● **Dataset records**:
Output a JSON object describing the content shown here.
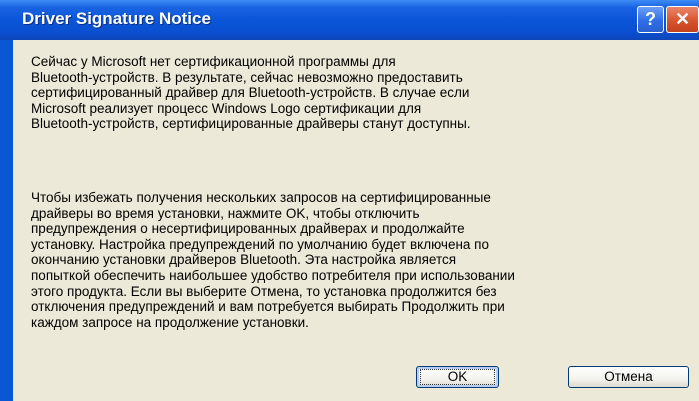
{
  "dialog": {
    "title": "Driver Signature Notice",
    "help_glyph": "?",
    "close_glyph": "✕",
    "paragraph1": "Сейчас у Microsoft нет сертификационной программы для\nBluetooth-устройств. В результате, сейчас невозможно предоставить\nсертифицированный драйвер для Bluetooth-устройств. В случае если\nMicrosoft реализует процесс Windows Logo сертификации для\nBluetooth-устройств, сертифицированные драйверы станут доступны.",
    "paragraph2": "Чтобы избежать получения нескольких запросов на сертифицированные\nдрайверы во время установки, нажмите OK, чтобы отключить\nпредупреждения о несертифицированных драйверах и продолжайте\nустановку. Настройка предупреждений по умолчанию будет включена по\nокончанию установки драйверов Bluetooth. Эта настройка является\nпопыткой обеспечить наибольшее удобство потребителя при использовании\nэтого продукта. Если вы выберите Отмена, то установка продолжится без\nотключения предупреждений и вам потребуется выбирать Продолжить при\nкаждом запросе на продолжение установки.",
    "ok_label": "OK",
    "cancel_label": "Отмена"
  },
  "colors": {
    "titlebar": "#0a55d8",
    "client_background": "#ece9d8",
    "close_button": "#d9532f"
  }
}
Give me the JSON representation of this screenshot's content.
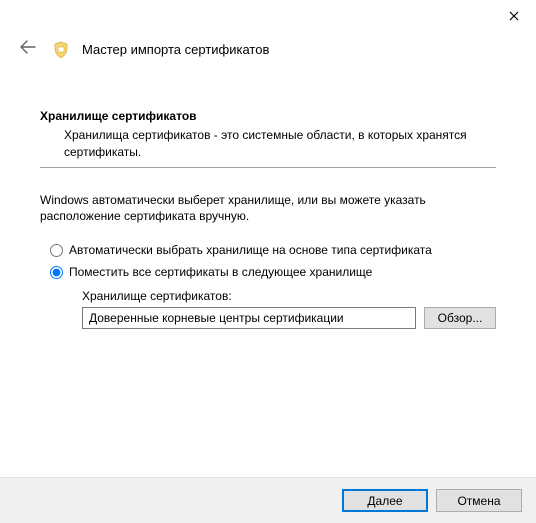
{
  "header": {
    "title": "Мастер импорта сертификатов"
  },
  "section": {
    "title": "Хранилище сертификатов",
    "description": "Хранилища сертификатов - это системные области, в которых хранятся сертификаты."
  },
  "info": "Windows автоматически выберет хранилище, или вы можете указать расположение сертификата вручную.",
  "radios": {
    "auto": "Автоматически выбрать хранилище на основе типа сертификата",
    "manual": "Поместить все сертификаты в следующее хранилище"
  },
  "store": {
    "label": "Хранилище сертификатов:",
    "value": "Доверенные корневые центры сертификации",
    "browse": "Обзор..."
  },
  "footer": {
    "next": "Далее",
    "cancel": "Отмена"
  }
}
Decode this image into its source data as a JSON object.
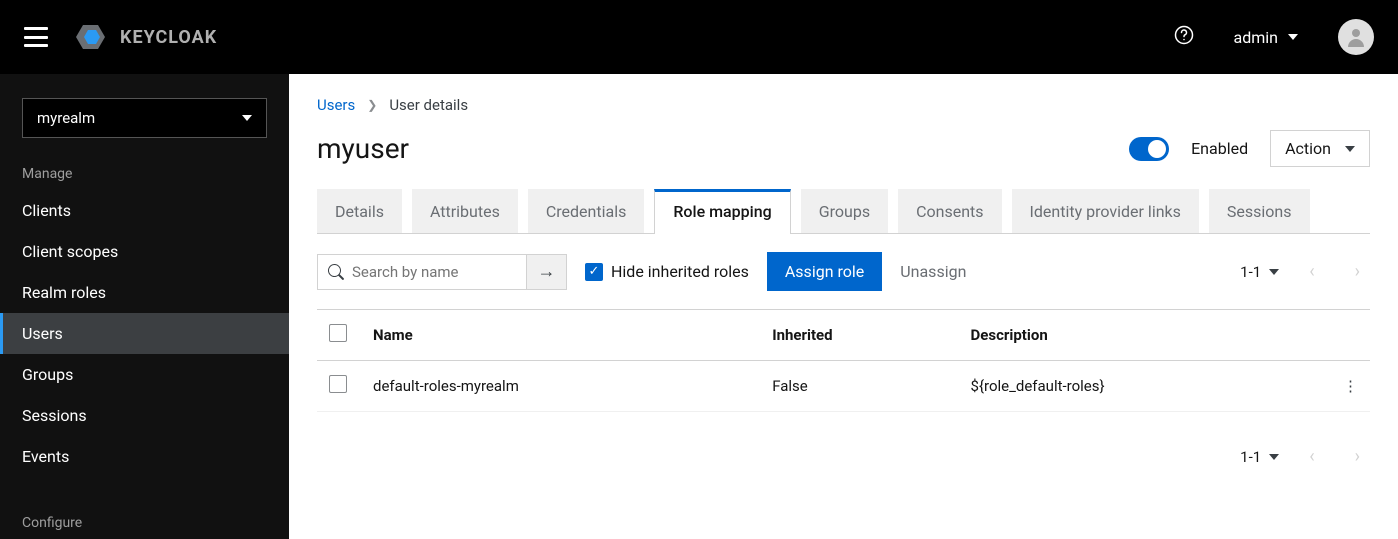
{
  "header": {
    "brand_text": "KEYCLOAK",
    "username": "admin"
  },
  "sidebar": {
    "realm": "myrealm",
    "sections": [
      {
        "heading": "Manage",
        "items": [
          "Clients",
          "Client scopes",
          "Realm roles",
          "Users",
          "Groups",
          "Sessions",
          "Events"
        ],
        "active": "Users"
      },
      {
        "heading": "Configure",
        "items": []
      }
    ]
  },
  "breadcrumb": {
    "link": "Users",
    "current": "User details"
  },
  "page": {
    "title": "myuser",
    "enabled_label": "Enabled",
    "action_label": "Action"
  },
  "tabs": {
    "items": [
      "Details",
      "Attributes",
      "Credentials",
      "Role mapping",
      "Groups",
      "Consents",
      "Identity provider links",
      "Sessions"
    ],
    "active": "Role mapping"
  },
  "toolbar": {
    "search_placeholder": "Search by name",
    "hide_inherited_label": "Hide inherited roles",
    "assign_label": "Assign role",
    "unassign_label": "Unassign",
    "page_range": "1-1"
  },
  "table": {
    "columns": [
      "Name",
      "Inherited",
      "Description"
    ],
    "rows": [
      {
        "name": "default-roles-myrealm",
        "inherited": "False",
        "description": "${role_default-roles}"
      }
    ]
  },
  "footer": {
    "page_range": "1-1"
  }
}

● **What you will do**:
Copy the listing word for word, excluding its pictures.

● **Answer to this task**:
Output a JSON object describing the content shown here.
{
  "dialog": {
    "title": "Driver Signature Notice",
    "help_glyph": "?",
    "close_glyph": "✕",
    "paragraph1": "Сейчас у Microsoft нет сертификационной программы для\nBluetooth-устройств. В результате, сейчас невозможно предоставить\nсертифицированный драйвер для Bluetooth-устройств. В случае если\nMicrosoft реализует процесс Windows Logo сертификации для\nBluetooth-устройств, сертифицированные драйверы станут доступны.",
    "paragraph2": "Чтобы избежать получения нескольких запросов на сертифицированные\nдрайверы во время установки, нажмите OK, чтобы отключить\nпредупреждения о несертифицированных драйверах и продолжайте\nустановку. Настройка предупреждений по умолчанию будет включена по\nокончанию установки драйверов Bluetooth. Эта настройка является\nпопыткой обеспечить наибольшее удобство потребителя при использовании\nэтого продукта. Если вы выберите Отмена, то установка продолжится без\nотключения предупреждений и вам потребуется выбирать Продолжить при\nкаждом запросе на продолжение установки.",
    "ok_label": "OK",
    "cancel_label": "Отмена"
  },
  "colors": {
    "titlebar": "#0a55d8",
    "client_background": "#ece9d8",
    "close_button": "#d9532f"
  }
}
Give me the JSON representation of this screenshot's content.
{
  "header": {
    "title": "Мастер импорта сертификатов"
  },
  "section": {
    "title": "Хранилище сертификатов",
    "description": "Хранилища сертификатов - это системные области, в которых хранятся сертификаты."
  },
  "info": "Windows автоматически выберет хранилище, или вы можете указать расположение сертификата вручную.",
  "radios": {
    "auto": "Автоматически выбрать хранилище на основе типа сертификата",
    "manual": "Поместить все сертификаты в следующее хранилище"
  },
  "store": {
    "label": "Хранилище сертификатов:",
    "value": "Доверенные корневые центры сертификации",
    "browse": "Обзор..."
  },
  "footer": {
    "next": "Далее",
    "cancel": "Отмена"
  }
}
Decode this image into its source data as a JSON object.
{
  "header": {
    "brand_text": "KEYCLOAK",
    "username": "admin"
  },
  "sidebar": {
    "realm": "myrealm",
    "sections": [
      {
        "heading": "Manage",
        "items": [
          "Clients",
          "Client scopes",
          "Realm roles",
          "Users",
          "Groups",
          "Sessions",
          "Events"
        ],
        "active": "Users"
      },
      {
        "heading": "Configure",
        "items": []
      }
    ]
  },
  "breadcrumb": {
    "link": "Users",
    "current": "User details"
  },
  "page": {
    "title": "myuser",
    "enabled_label": "Enabled",
    "action_label": "Action"
  },
  "tabs": {
    "items": [
      "Details",
      "Attributes",
      "Credentials",
      "Role mapping",
      "Groups",
      "Consents",
      "Identity provider links",
      "Sessions"
    ],
    "active": "Role mapping"
  },
  "toolbar": {
    "search_placeholder": "Search by name",
    "hide_inherited_label": "Hide inherited roles",
    "assign_label": "Assign role",
    "unassign_label": "Unassign",
    "page_range": "1-1"
  },
  "table": {
    "columns": [
      "Name",
      "Inherited",
      "Description"
    ],
    "rows": [
      {
        "name": "default-roles-myrealm",
        "inherited": "False",
        "description": "${role_default-roles}"
      }
    ]
  },
  "footer": {
    "page_range": "1-1"
  }
}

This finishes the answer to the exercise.